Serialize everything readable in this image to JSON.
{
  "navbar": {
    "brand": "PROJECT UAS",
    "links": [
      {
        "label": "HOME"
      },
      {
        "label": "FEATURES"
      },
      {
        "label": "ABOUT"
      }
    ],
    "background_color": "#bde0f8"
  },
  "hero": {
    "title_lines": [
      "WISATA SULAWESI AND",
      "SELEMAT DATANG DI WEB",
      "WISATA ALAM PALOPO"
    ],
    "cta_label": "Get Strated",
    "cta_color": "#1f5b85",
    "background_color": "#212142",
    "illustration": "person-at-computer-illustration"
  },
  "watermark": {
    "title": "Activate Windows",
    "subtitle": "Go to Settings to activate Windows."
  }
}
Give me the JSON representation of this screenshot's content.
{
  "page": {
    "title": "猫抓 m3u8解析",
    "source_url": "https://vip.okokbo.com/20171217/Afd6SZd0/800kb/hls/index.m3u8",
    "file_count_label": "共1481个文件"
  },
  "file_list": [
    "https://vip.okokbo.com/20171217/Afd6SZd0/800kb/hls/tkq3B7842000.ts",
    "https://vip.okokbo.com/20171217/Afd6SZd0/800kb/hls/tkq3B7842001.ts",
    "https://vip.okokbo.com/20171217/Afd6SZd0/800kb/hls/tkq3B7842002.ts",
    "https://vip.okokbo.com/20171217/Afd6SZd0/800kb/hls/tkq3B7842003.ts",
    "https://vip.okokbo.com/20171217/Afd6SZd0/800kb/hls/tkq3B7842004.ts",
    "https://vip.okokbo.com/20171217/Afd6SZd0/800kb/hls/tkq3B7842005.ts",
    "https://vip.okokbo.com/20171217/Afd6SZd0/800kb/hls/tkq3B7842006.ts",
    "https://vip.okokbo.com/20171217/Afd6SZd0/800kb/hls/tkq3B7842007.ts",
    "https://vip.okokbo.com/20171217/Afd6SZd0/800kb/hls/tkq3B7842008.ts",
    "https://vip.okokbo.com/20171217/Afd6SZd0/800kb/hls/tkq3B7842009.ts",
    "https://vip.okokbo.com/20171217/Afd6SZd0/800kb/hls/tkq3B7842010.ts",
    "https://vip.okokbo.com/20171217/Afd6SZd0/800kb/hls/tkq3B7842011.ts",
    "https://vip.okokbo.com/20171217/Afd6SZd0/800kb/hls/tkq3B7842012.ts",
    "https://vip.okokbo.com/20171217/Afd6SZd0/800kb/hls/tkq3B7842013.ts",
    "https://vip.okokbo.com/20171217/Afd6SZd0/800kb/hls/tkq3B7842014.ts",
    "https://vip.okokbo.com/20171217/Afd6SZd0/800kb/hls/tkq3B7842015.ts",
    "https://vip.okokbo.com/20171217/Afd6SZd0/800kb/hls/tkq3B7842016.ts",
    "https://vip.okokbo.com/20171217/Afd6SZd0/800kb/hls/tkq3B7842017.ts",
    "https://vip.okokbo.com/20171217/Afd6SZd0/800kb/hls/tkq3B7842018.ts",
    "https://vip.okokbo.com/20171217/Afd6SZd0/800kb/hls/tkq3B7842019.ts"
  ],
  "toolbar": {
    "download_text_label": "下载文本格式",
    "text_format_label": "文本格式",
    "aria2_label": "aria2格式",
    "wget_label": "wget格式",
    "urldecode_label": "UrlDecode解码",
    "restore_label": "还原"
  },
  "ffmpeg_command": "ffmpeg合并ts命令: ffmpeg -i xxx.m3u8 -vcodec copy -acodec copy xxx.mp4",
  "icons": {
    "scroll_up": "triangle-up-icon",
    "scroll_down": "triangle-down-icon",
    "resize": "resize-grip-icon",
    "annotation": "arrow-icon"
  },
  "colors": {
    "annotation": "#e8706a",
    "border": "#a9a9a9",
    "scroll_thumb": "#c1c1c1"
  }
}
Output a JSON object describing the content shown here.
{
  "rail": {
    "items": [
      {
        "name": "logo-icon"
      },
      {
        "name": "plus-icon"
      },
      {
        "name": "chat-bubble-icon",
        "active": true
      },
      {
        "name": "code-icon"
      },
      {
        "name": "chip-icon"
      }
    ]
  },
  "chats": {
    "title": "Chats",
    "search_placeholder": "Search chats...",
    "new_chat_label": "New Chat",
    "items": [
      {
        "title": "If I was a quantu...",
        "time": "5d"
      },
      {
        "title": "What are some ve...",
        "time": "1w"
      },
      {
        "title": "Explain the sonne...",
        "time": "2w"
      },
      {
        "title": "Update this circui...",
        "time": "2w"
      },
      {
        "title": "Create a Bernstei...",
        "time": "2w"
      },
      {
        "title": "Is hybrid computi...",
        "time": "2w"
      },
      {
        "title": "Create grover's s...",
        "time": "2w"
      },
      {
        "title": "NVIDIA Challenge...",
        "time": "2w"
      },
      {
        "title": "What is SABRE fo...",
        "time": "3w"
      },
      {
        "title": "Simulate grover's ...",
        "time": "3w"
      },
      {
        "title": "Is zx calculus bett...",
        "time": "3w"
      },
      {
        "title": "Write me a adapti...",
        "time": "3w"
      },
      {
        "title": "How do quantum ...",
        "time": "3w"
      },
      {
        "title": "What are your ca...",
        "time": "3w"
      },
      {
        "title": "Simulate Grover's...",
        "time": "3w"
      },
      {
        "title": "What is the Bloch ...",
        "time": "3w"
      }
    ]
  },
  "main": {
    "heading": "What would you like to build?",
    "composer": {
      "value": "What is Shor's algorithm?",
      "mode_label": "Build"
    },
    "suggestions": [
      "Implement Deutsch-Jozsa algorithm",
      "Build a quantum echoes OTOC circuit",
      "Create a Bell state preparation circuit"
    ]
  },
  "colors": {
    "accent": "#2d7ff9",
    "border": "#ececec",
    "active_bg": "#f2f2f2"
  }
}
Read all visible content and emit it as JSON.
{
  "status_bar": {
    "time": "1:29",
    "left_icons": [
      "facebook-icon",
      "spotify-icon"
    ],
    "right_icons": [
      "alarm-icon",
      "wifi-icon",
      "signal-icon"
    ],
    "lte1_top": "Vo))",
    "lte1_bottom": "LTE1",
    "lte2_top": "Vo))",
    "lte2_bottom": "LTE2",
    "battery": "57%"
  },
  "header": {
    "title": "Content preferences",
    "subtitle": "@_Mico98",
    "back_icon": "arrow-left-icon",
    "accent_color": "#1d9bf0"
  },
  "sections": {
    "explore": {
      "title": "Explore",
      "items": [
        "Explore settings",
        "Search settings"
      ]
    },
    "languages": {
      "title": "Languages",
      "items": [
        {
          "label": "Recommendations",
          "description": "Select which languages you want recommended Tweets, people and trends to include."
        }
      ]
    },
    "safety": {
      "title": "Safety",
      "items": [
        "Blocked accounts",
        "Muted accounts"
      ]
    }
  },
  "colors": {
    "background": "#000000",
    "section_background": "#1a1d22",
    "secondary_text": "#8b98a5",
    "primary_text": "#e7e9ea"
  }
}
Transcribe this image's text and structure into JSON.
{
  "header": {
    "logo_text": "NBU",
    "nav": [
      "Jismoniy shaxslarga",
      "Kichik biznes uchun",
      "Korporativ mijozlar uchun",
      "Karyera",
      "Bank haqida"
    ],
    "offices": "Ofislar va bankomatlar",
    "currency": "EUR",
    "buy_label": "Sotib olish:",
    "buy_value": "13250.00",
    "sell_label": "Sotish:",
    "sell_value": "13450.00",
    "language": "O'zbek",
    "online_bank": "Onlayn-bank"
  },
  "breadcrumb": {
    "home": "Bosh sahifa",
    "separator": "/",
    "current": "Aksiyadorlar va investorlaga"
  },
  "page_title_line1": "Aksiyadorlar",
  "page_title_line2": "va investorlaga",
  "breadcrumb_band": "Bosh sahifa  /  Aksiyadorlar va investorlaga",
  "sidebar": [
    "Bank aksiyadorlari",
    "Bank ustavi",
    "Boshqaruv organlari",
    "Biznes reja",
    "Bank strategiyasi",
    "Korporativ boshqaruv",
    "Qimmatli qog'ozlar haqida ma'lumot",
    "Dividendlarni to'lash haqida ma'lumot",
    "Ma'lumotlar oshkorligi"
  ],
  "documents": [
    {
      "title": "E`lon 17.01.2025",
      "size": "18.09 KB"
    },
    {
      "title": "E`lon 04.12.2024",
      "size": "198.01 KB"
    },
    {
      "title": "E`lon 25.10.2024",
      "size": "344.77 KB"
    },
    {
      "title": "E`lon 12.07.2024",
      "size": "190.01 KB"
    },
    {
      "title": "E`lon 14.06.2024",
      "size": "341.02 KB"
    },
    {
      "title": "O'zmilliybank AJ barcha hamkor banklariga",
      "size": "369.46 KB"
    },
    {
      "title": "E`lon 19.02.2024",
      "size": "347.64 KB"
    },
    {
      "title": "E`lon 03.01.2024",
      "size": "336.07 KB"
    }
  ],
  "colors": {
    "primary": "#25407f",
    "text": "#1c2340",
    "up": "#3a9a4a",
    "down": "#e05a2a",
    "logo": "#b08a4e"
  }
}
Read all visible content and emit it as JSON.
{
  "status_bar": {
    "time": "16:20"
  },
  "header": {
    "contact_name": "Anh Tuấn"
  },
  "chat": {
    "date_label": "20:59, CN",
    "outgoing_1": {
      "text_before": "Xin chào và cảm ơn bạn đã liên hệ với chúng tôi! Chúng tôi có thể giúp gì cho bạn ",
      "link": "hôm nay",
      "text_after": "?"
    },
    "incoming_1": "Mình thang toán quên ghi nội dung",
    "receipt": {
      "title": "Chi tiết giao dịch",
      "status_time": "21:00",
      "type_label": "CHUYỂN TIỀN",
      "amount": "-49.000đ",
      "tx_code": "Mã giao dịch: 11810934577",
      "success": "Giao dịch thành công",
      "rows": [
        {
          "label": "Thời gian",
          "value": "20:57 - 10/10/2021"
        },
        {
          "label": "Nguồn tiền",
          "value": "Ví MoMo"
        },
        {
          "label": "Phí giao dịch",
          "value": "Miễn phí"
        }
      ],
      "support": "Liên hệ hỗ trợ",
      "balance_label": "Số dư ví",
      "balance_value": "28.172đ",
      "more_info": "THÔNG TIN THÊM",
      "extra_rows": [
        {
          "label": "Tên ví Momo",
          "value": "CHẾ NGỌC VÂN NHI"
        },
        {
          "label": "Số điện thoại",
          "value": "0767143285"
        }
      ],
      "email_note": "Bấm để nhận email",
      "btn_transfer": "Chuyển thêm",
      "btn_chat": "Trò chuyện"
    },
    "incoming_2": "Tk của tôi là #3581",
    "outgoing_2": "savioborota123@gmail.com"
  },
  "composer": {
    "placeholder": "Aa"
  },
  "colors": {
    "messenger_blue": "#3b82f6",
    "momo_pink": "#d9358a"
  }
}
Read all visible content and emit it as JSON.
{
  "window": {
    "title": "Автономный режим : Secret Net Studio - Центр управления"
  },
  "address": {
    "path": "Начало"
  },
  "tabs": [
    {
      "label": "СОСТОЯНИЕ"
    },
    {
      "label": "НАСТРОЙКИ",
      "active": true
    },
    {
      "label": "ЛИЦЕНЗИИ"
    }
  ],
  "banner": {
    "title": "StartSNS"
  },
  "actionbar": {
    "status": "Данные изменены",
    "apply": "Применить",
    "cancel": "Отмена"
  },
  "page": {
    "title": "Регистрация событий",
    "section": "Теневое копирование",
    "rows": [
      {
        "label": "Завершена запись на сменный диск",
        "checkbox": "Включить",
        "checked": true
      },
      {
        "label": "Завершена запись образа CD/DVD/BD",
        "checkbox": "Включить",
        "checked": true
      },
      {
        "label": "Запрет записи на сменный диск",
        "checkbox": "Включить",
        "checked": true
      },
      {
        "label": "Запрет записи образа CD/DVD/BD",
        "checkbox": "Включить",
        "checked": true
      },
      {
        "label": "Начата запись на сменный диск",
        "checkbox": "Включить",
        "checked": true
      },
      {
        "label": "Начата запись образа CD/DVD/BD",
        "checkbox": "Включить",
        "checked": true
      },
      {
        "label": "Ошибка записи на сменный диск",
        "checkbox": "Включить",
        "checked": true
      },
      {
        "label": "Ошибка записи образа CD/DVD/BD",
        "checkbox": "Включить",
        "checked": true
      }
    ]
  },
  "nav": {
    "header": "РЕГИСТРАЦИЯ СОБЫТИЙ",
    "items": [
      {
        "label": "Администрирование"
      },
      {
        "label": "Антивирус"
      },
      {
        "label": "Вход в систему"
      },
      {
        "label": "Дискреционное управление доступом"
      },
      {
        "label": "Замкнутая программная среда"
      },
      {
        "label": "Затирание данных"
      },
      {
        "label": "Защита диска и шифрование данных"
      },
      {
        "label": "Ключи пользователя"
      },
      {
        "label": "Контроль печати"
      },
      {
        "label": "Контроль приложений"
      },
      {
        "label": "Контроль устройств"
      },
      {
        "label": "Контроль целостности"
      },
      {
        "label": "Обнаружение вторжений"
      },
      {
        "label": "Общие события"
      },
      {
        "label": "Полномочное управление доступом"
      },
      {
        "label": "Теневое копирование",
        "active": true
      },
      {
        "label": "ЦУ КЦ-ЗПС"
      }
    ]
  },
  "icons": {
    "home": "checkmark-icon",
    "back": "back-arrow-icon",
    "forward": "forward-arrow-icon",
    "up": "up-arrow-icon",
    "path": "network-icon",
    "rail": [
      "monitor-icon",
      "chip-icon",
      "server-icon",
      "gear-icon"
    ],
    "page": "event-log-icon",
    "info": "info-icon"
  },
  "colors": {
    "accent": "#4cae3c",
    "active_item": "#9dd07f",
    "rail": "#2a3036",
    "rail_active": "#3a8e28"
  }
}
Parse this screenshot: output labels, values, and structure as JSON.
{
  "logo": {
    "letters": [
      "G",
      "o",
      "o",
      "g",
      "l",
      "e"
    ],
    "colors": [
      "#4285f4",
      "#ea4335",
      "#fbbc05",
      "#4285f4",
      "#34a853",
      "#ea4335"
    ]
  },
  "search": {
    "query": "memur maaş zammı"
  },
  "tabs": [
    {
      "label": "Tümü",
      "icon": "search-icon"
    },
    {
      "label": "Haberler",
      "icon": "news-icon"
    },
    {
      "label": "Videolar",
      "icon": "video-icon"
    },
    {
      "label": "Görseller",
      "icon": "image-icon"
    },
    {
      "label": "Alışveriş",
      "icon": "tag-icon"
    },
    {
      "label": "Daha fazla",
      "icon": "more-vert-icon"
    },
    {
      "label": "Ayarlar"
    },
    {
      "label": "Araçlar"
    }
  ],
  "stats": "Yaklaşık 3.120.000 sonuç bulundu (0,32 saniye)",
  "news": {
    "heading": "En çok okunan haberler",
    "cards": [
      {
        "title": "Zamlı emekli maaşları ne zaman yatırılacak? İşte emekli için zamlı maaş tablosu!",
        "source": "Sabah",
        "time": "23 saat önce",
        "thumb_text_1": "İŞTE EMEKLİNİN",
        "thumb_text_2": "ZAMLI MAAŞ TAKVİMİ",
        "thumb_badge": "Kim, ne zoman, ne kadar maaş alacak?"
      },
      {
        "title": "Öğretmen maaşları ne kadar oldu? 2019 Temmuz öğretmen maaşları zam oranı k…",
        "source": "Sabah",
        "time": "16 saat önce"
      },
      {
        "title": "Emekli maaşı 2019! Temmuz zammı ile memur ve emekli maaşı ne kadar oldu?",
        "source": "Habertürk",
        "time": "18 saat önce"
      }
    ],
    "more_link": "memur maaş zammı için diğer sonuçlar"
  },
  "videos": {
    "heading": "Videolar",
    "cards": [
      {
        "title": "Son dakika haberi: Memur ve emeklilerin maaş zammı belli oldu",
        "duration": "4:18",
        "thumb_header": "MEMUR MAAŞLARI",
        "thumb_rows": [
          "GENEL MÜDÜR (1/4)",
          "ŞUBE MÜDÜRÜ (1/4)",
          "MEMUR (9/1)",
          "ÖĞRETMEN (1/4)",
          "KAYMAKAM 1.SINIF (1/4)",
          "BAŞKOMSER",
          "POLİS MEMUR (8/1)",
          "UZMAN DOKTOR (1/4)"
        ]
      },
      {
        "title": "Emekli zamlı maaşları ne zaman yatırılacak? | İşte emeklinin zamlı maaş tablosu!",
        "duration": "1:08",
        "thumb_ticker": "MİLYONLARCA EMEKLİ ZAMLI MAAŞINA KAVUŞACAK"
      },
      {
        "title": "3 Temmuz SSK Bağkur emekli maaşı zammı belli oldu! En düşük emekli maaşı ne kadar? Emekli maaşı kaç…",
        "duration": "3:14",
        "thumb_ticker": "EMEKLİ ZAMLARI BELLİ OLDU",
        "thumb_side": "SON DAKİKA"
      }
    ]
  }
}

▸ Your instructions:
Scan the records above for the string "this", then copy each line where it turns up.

▸ Exercise result:
Serialize everything readable in this image to JSON.
Give me the JSON representation of this screenshot's content.
        "title": "Update this circui...",
Transcribe this image's text and structure into JSON.
Parse this screenshot: output labels, values, and structure as JSON.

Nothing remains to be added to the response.